§ **Task details**:
The data below is to be written out exactly, with no pictures.

===== Supplied material =====

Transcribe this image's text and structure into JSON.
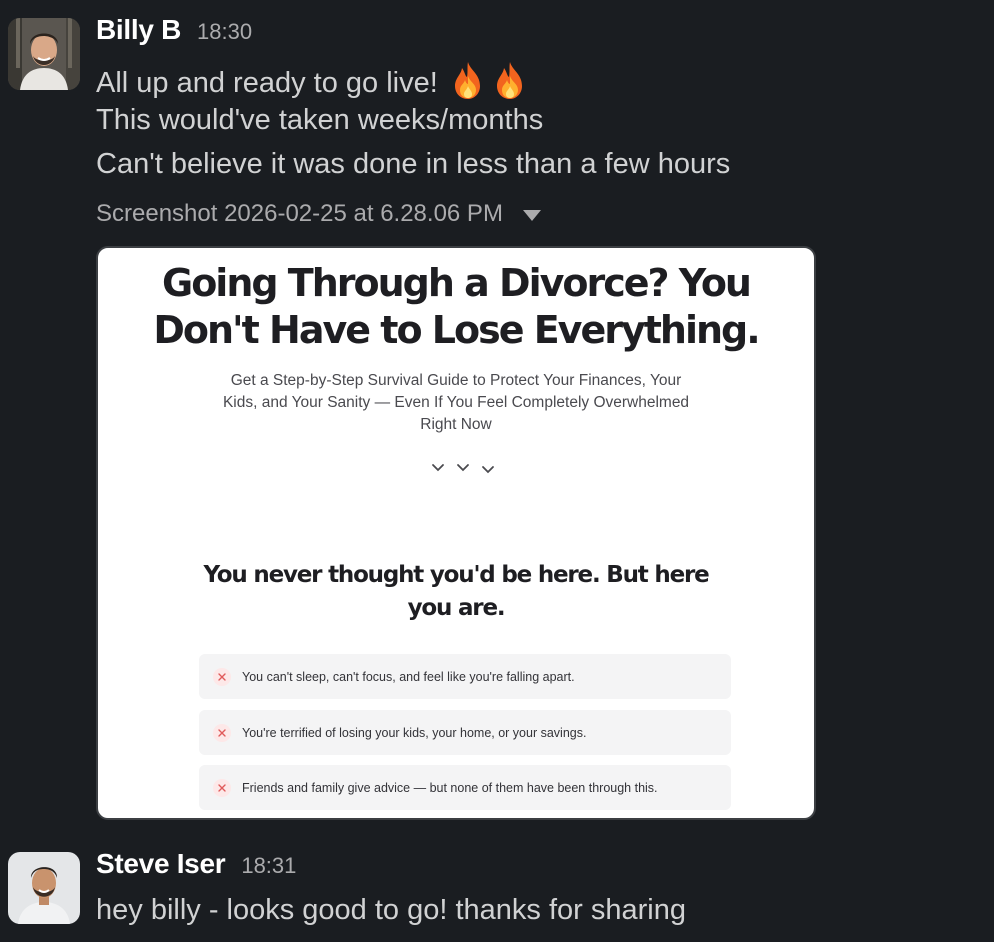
{
  "messages": [
    {
      "author": "Billy B",
      "time": "18:30",
      "lines": [
        "All up and ready to go live!",
        "This would've taken weeks/months",
        "Can't believe it was done in less than a few hours"
      ],
      "emoji": [
        "fire-icon",
        "fire-icon"
      ],
      "attachment": {
        "file_name": "Screenshot 2026-02-25 at 6.28.06 PM",
        "preview": {
          "headline_line1": "Going Through a Divorce? You",
          "headline_line2": "Don't Have to Lose Everything.",
          "subheadline_line1": "Get a Step-by-Step Survival Guide to Protect Your Finances, Your",
          "subheadline_line2": "Kids, and Your Sanity — Even If You Feel Completely Overwhelmed",
          "subheadline_line3": "Right Now",
          "section_heading_line1": "You never thought you'd be here. But here",
          "section_heading_line2": "you are.",
          "pain_points": [
            "You can't sleep, can't focus, and feel like you're falling apart.",
            "You're terrified of losing your kids, your home, or your savings.",
            "Friends and family give advice — but none of them have been through this."
          ]
        }
      }
    },
    {
      "author": "Steve Iser",
      "time": "18:31",
      "lines": [
        "hey billy - looks good to go! thanks for sharing"
      ]
    }
  ],
  "colors": {
    "background": "#1a1d21",
    "author": "#ffffff",
    "body_text": "#d1d2d3",
    "muted": "#ababad",
    "x_badge": "#e05a5a"
  }
}
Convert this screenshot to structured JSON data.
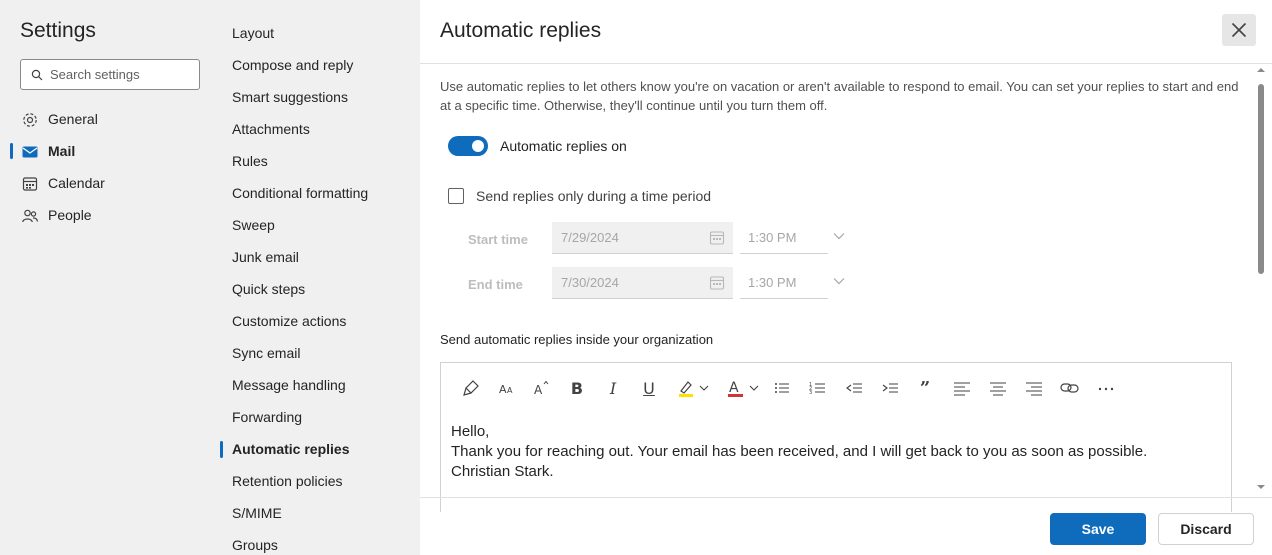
{
  "settings": {
    "title": "Settings",
    "search_placeholder": "Search settings",
    "categories": [
      {
        "label": "General",
        "icon": "gear-icon"
      },
      {
        "label": "Mail",
        "icon": "mail-icon",
        "active": true
      },
      {
        "label": "Calendar",
        "icon": "calendar-icon"
      },
      {
        "label": "People",
        "icon": "people-icon"
      }
    ]
  },
  "mail_nav": {
    "items": [
      "Layout",
      "Compose and reply",
      "Smart suggestions",
      "Attachments",
      "Rules",
      "Conditional formatting",
      "Sweep",
      "Junk email",
      "Quick steps",
      "Customize actions",
      "Sync email",
      "Message handling",
      "Forwarding",
      "Automatic replies",
      "Retention policies",
      "S/MIME",
      "Groups"
    ],
    "active": "Automatic replies"
  },
  "panel": {
    "title": "Automatic replies",
    "description": "Use automatic replies to let others know you're on vacation or aren't available to respond to email. You can set your replies to start and end at a specific time. Otherwise, they'll continue until you turn them off.",
    "toggle_label": "Automatic replies on",
    "toggle_on": true,
    "time_period_label": "Send replies only during a time period",
    "time_period_checked": false,
    "start_label": "Start time",
    "start_date": "7/29/2024",
    "start_time": "1:30 PM",
    "end_label": "End time",
    "end_date": "7/30/2024",
    "end_time": "1:30 PM",
    "inside_org_label": "Send automatic replies inside your organization",
    "message_lines": [
      "Hello,",
      "Thank you for reaching out. Your email has been received, and I will get back to you as soon as possible.",
      "Christian Stark."
    ],
    "save_label": "Save",
    "discard_label": "Discard"
  },
  "colors": {
    "accent": "#0f6cbd",
    "highlight": "#ffe100",
    "font_color": "#d13438"
  }
}
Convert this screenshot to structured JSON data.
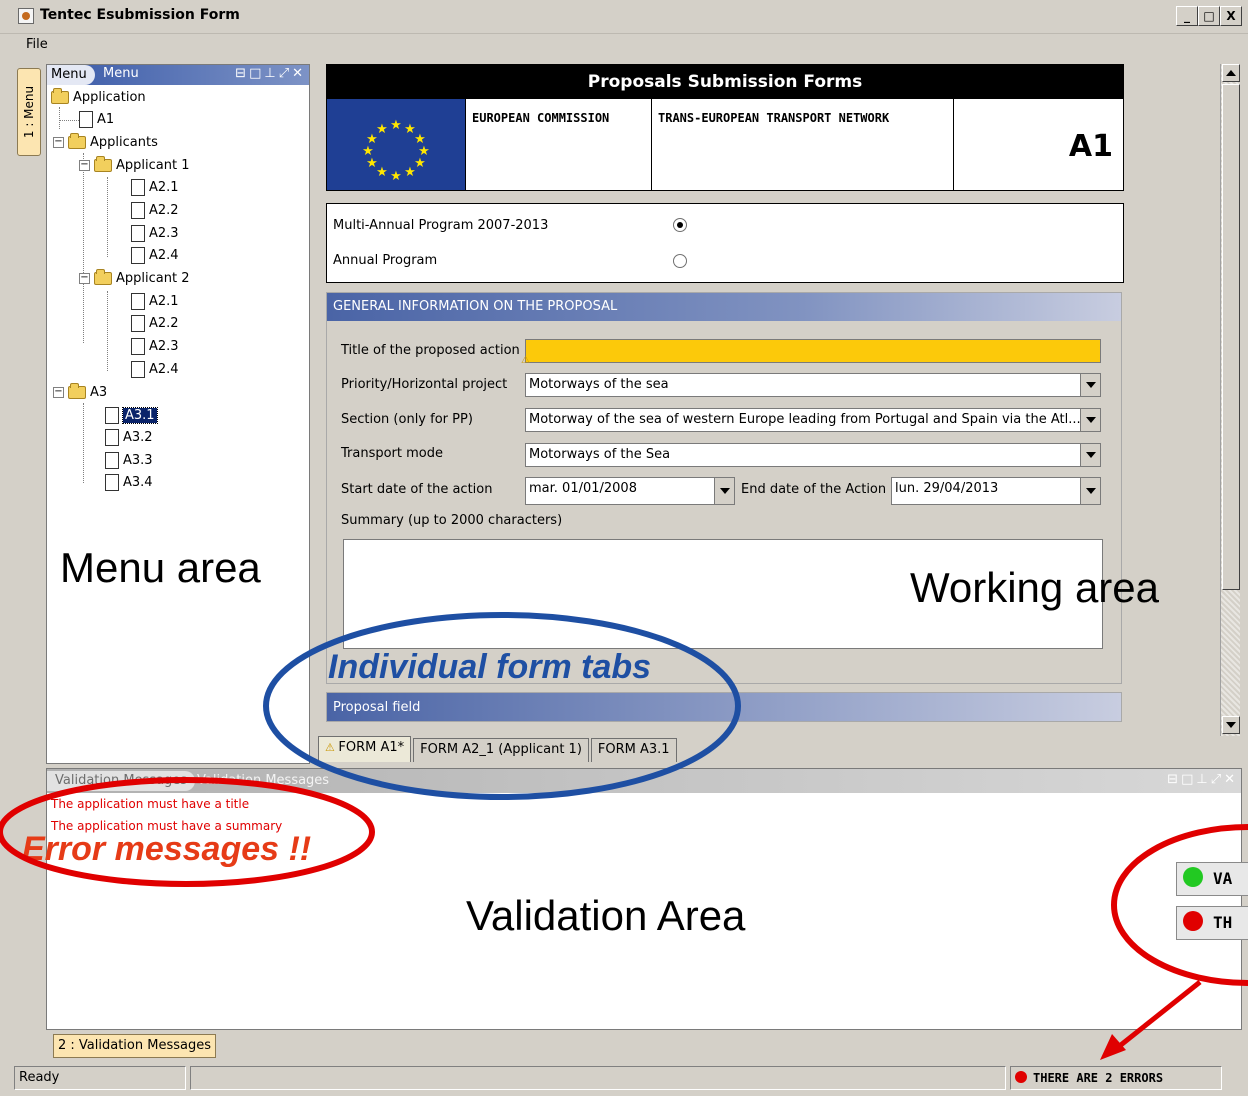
{
  "window": {
    "title": "Tentec Esubmission Form",
    "controls": [
      "_",
      "□",
      "X"
    ]
  },
  "menubar": {
    "file": "File"
  },
  "side_tab": "1 : Menu",
  "menu_panel": {
    "tab_active": "Menu",
    "tab_title": "Menu",
    "tree": {
      "application": "Application",
      "a1": "A1",
      "applicants": "Applicants",
      "applicant1": "Applicant 1",
      "applicant1_items": [
        "A2.1",
        "A2.2",
        "A2.3",
        "A2.4"
      ],
      "applicant2": "Applicant 2",
      "applicant2_items": [
        "A2.1",
        "A2.2",
        "A2.3",
        "A2.4"
      ],
      "a3": "A3",
      "a3_items": [
        "A3.1",
        "A3.2",
        "A3.3",
        "A3.4"
      ],
      "selected": "A3.1"
    }
  },
  "form": {
    "header_title": "Proposals Submission Forms",
    "org1": "EUROPEAN COMMISSION",
    "org2": "TRANS-EUROPEAN TRANSPORT NETWORK",
    "code": "A1",
    "program_multi": "Multi-Annual Program 2007-2013",
    "program_annual": "Annual Program",
    "program_selected": "multi",
    "section_title": "GENERAL INFORMATION ON THE PROPOSAL",
    "labels": {
      "title": "Title of the proposed action",
      "priority": "Priority/Horizontal project",
      "section": "Section (only for PP)",
      "transport": "Transport mode",
      "start": "Start date of the action",
      "end": "End date of the Action",
      "summary": "Summary (up to 2000 characters)"
    },
    "values": {
      "title": "",
      "priority": "Motorways of the sea",
      "section": "Motorway of the sea of western Europe leading from Portugal and Spain via the Atl...",
      "transport": "Motorways of the Sea",
      "start": "mar. 01/01/2008",
      "end": "lun. 29/04/2013",
      "summary": ""
    },
    "proposal_field": "Proposal field"
  },
  "form_tabs": [
    "FORM A1*",
    "FORM A2_1 (Applicant 1)",
    "FORM A3.1"
  ],
  "validation": {
    "tab_active": "Validation Messages",
    "tab_title": "Validation Messages",
    "errors": [
      "The application must have a title",
      "The application must have a summary"
    ],
    "dock_tab": "2 : Validation Messages",
    "callout_valid": "VA",
    "callout_errors": "TH"
  },
  "status": {
    "left": "Ready",
    "errors": "THERE ARE 2 ERRORS"
  },
  "annotations": {
    "menu_area": "Menu area",
    "working_area": "Working area",
    "form_tabs": "Individual form tabs",
    "error_messages": "Error messages !!",
    "validation_area": "Validation Area"
  },
  "colors": {
    "accent_blue": "#1e4fa3",
    "error_red": "#e00000",
    "highlight_yellow": "#fcc90a",
    "annotation_red": "#e63b17"
  }
}
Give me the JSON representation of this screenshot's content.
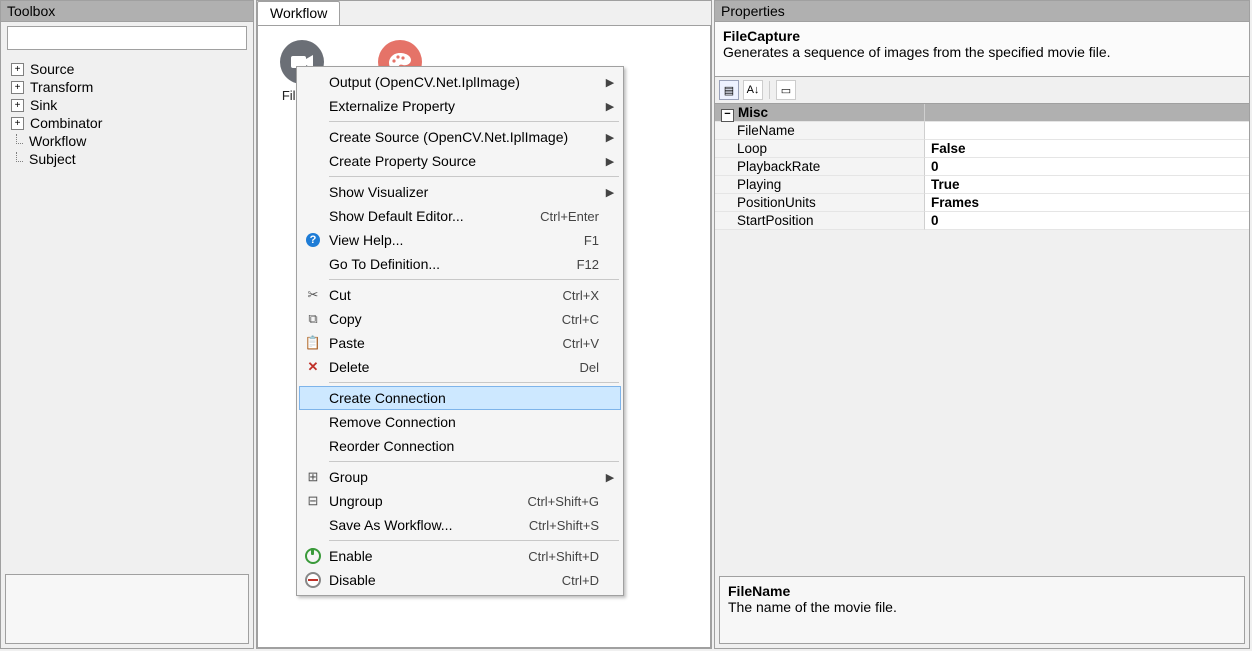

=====

§ **Exercise response**:
Transcribe this image's text and structure into JSON.
{
  "messages": [
    {
      "author": "Billy B",
      "time": "18:30",
      "lines": [
        "All up and ready to go live!",
        "This would've taken weeks/months",
        "Can't believe it was done in less than a few hours"
      ],
      "emoji": [
        "fire-icon",
        "fire-icon"
      ],
      "attachment": {
        "file_name": "Screenshot 2026-02-25 at 6.28.06 PM",
        "preview": {
          "headline_line1": "Going Through a Divorce? You",
          "headline_line2": "Don't Have to Lose Everything.",
          "subheadline_line1": "Get a Step-by-Step Survival Guide to Protect Your Finances, Your",
          "subheadline_line2": "Kids, and Your Sanity — Even If You Feel Completely Overwhelmed",
          "subheadline_line3": "Right Now",
          "section_heading_line1": "You never thought you'd be here. But here",
          "section_heading_line2": "you are.",
          "pain_points": [
            "You can't sleep, can't focus, and feel like you're falling apart.",
            "You're terrified of losing your kids, your home, or your savings.",
            "Friends and family give advice — but none of them have been through this."
          ]
        }
      }
    },
    {
      "author": "Steve Iser",
      "time": "18:31",
      "lines": [
        "hey billy - looks good to go! thanks for sharing"
      ]
    }
  ],
  "colors": {
    "background": "#1a1d21",
    "author": "#ffffff",
    "body_text": "#d1d2d3",
    "muted": "#ababad",
    "x_badge": "#e05a5a"
  }
}
Convert this screenshot to structured JSON data.
{
  "settings": {
    "title": "Settings",
    "search_placeholder": "Search settings",
    "categories": [
      {
        "label": "General",
        "icon": "gear-icon"
      },
      {
        "label": "Mail",
        "icon": "mail-icon",
        "active": true
      },
      {
        "label": "Calendar",
        "icon": "calendar-icon"
      },
      {
        "label": "People",
        "icon": "people-icon"
      }
    ]
  },
  "mail_nav": {
    "items": [
      "Layout",
      "Compose and reply",
      "Smart suggestions",
      "Attachments",
      "Rules",
      "Conditional formatting",
      "Sweep",
      "Junk email",
      "Quick steps",
      "Customize actions",
      "Sync email",
      "Message handling",
      "Forwarding",
      "Automatic replies",
      "Retention policies",
      "S/MIME",
      "Groups"
    ],
    "active": "Automatic replies"
  },
  "panel": {
    "title": "Automatic replies",
    "description": "Use automatic replies to let others know you're on vacation or aren't available to respond to email. You can set your replies to start and end at a specific time. Otherwise, they'll continue until you turn them off.",
    "toggle_label": "Automatic replies on",
    "toggle_on": true,
    "time_period_label": "Send replies only during a time period",
    "time_period_checked": false,
    "start_label": "Start time",
    "start_date": "7/29/2024",
    "start_time": "1:30 PM",
    "end_label": "End time",
    "end_date": "7/30/2024",
    "end_time": "1:30 PM",
    "inside_org_label": "Send automatic replies inside your organization",
    "message_lines": [
      "Hello,",
      "Thank you for reaching out. Your email has been received, and I will get back to you as soon as possible.",
      "Christian Stark."
    ],
    "save_label": "Save",
    "discard_label": "Discard"
  },
  "colors": {
    "accent": "#0f6cbd",
    "highlight": "#ffe100",
    "font_color": "#d13438"
  }
}
Convert this screenshot to structured JSON data.
{
  "window": {
    "title": "Tentec Esubmission Form",
    "controls": [
      "_",
      "□",
      "X"
    ]
  },
  "menubar": {
    "file": "File"
  },
  "side_tab": "1 : Menu",
  "menu_panel": {
    "tab_active": "Menu",
    "tab_title": "Menu",
    "tree": {
      "application": "Application",
      "a1": "A1",
      "applicants": "Applicants",
      "applicant1": "Applicant 1",
      "applicant1_items": [
        "A2.1",
        "A2.2",
        "A2.3",
        "A2.4"
      ],
      "applicant2": "Applicant 2",
      "applicant2_items": [
        "A2.1",
        "A2.2",
        "A2.3",
        "A2.4"
      ],
      "a3": "A3",
      "a3_items": [
        "A3.1",
        "A3.2",
        "A3.3",
        "A3.4"
      ],
      "selected": "A3.1"
    }
  },
  "form": {
    "header_title": "Proposals Submission Forms",
    "org1": "EUROPEAN COMMISSION",
    "org2": "TRANS-EUROPEAN TRANSPORT NETWORK",
    "code": "A1",
    "program_multi": "Multi-Annual Program 2007-2013",
    "program_annual": "Annual Program",
    "program_selected": "multi",
    "section_title": "GENERAL INFORMATION ON THE PROPOSAL",
    "labels": {
      "title": "Title of the proposed action",
      "priority": "Priority/Horizontal project",
      "section": "Section (only for PP)",
      "transport": "Transport mode",
      "start": "Start date of the action",
      "end": "End date of the Action",
      "summary": "Summary (up to 2000 characters)"
    },
    "values": {
      "title": "",
      "priority": "Motorways of the sea",
      "section": "Motorway of the sea of western Europe leading from Portugal and Spain via the Atl...",
      "transport": "Motorways of the Sea",
      "start": "mar. 01/01/2008",
      "end": "lun. 29/04/2013",
      "summary": ""
    },
    "proposal_field": "Proposal field"
  },
  "form_tabs": [
    "FORM A1*",
    "FORM A2_1 (Applicant 1)",
    "FORM A3.1"
  ],
  "validation": {
    "tab_active": "Validation Messages",
    "tab_title": "Validation Messages",
    "errors": [
      "The application must have a title",
      "The application must have a summary"
    ],
    "dock_tab": "2 : Validation Messages",
    "callout_valid": "VA",
    "callout_errors": "TH"
  },
  "status": {
    "left": "Ready",
    "errors": "THERE ARE 2 ERRORS"
  },
  "annotations": {
    "menu_area": "Menu area",
    "working_area": "Working area",
    "form_tabs": "Individual form tabs",
    "error_messages": "Error messages !!",
    "validation_area": "Validation Area"
  },
  "colors": {
    "accent_blue": "#1e4fa3",
    "error_red": "#e00000",
    "highlight_yellow": "#fcc90a",
    "annotation_red": "#e63b17"
  }
}
Give me the JSON representation of this screenshot's content.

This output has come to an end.